**WORK ITEM:** Below are records; copy every line among them that contains the word "icon".

*** MATERIAL SUPPLIED Section Begins ***

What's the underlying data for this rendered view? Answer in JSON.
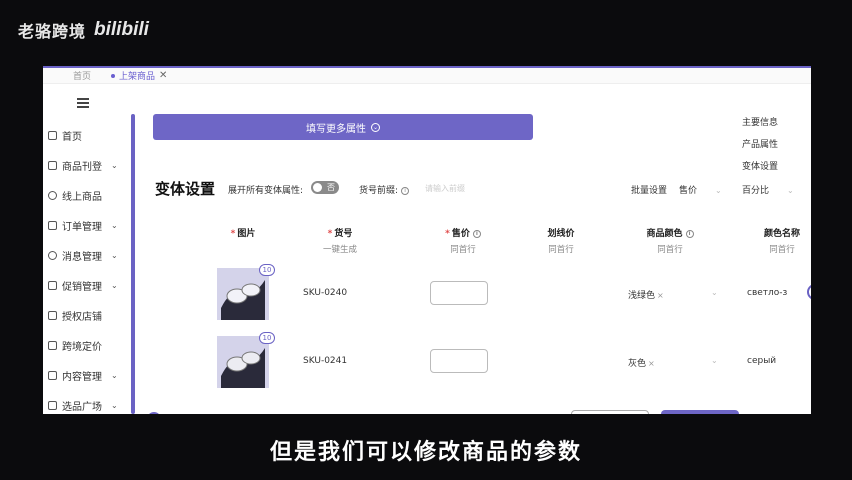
{
  "overlay": {
    "channel_name": "老骆跨境",
    "logo_text": "bilibili",
    "subtitle": "但是我们可以修改商品的参数"
  },
  "tabs": {
    "home": "首页",
    "active": "上架商品",
    "close": "✕"
  },
  "sidebar": {
    "items": [
      {
        "label": "首页",
        "icon": "home-icon",
        "has_chevron": false
      },
      {
        "label": "商品刊登",
        "icon": "box-icon",
        "has_chevron": true
      },
      {
        "label": "线上商品",
        "icon": "upload-icon",
        "has_chevron": false
      },
      {
        "label": "订单管理",
        "icon": "order-icon",
        "has_chevron": true
      },
      {
        "label": "消息管理",
        "icon": "message-icon",
        "has_chevron": true
      },
      {
        "label": "促销管理",
        "icon": "promotion-icon",
        "has_chevron": true
      },
      {
        "label": "授权店铺",
        "icon": "shop-icon",
        "has_chevron": false
      },
      {
        "label": "跨境定价",
        "icon": "pricing-icon",
        "has_chevron": false
      },
      {
        "label": "内容管理",
        "icon": "content-icon",
        "has_chevron": true
      },
      {
        "label": "选品广场",
        "icon": "plaza-icon",
        "has_chevron": true
      }
    ],
    "chevron": "⌄"
  },
  "main": {
    "fill_more_button": "填写更多属性",
    "anchor_nav": [
      "主要信息",
      "产品属性",
      "变体设置"
    ],
    "section_title": "变体设置",
    "expand_all_label": "展开所有变体属性:",
    "toggle_state": "否",
    "sku_prefix_label": "货号前缀:",
    "sku_prefix_placeholder": "请输入前缀",
    "batch_label": "批量设置",
    "batch_field": "售价",
    "batch_mode": "百分比"
  },
  "table": {
    "headers": [
      {
        "label": "图片",
        "sub": "",
        "required": true
      },
      {
        "label": "货号",
        "sub": "一键生成",
        "required": true
      },
      {
        "label": "售价",
        "sub": "同首行",
        "required": true,
        "info": true
      },
      {
        "label": "划线价",
        "sub": "同首行",
        "required": false
      },
      {
        "label": "商品颜色",
        "sub": "同首行",
        "required": false,
        "info": true
      },
      {
        "label": "颜色名称",
        "sub": "同首行",
        "required": false
      }
    ],
    "rows": [
      {
        "badge": "10",
        "sku": "SKU-0240",
        "price": "",
        "color": "浅绿色",
        "color_name": "светло-з"
      },
      {
        "badge": "10",
        "sku": "SKU-0241",
        "price": "",
        "color": "灰色",
        "color_name": "серый"
      }
    ],
    "tag_remove": "×"
  }
}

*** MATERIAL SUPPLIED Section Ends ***

**REPLY:**
        "icon": "home-icon",
        "icon": "box-icon",
        "icon": "upload-icon",
        "icon": "order-icon",
        "icon": "message-icon",
        "icon": "promotion-icon",
        "icon": "shop-icon",
        "icon": "pricing-icon",
        "icon": "content-icon",
        "icon": "plaza-icon",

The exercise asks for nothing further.